App and web page records

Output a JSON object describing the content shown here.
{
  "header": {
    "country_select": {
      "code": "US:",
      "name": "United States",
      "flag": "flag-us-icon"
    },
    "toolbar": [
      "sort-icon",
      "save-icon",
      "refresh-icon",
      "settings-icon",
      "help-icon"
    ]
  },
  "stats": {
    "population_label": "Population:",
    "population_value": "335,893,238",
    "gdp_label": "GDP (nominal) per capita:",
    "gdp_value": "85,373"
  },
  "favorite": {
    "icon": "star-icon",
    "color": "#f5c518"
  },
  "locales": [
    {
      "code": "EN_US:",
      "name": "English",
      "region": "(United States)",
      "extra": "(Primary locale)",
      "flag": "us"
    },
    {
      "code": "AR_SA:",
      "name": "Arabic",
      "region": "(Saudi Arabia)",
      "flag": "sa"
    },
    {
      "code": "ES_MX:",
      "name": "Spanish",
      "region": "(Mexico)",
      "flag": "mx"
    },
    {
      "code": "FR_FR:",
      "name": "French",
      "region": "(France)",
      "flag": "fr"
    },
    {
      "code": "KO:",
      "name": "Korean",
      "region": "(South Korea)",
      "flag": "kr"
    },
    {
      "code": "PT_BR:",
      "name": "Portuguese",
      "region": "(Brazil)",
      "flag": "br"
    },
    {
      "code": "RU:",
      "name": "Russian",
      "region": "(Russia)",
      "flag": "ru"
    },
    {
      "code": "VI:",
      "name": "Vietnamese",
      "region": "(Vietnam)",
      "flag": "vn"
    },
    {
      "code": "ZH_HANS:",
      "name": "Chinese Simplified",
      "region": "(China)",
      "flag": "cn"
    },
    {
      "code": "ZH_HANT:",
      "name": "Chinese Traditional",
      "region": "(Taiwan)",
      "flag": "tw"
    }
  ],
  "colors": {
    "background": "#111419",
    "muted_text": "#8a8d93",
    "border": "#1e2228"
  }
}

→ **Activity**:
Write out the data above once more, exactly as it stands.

→ **Your solution**:
Output a JSON object describing the content shown here.
{
  "header": {
    "country_select": {
      "code": "US:",
      "name": "United States",
      "flag": "flag-us-icon"
    },
    "toolbar": [
      "sort-icon",
      "save-icon",
      "refresh-icon",
      "settings-icon",
      "help-icon"
    ]
  },
  "stats": {
    "population_label": "Population:",
    "population_value": "335,893,238",
    "gdp_label": "GDP (nominal) per capita:",
    "gdp_value": "85,373"
  },
  "favorite": {
    "icon": "star-icon",
    "color": "#f5c518"
  },
  "locales": [
    {
      "code": "EN_US:",
      "name": "English",
      "region": "(United States)",
      "extra": "(Primary locale)",
      "flag": "us"
    },
    {
      "code": "AR_SA:",
      "name": "Arabic",
      "region": "(Saudi Arabia)",
      "flag": "sa"
    },
    {
      "code": "ES_MX:",
      "name": "Spanish",
      "region": "(Mexico)",
      "flag": "mx"
    },
    {
      "code": "FR_FR:",
      "name": "French",
      "region": "(France)",
      "flag": "fr"
    },
    {
      "code": "KO:",
      "name": "Korean",
      "region": "(South Korea)",
      "flag": "kr"
    },
    {
      "code": "PT_BR:",
      "name": "Portuguese",
      "region": "(Brazil)",
      "flag": "br"
    },
    {
      "code": "RU:",
      "name": "Russian",
      "region": "(Russia)",
      "flag": "ru"
    },
    {
      "code": "VI:",
      "name": "Vietnamese",
      "region": "(Vietnam)",
      "flag": "vn"
    },
    {
      "code": "ZH_HANS:",
      "name": "Chinese Simplified",
      "region": "(China)",
      "flag": "cn"
    },
    {
      "code": "ZH_HANT:",
      "name": "Chinese Traditional",
      "region": "(Taiwan)",
      "flag": "tw"
    }
  ],
  "colors": {
    "background": "#111419",
    "muted_text": "#8a8d93",
    "border": "#1e2228"
  }
}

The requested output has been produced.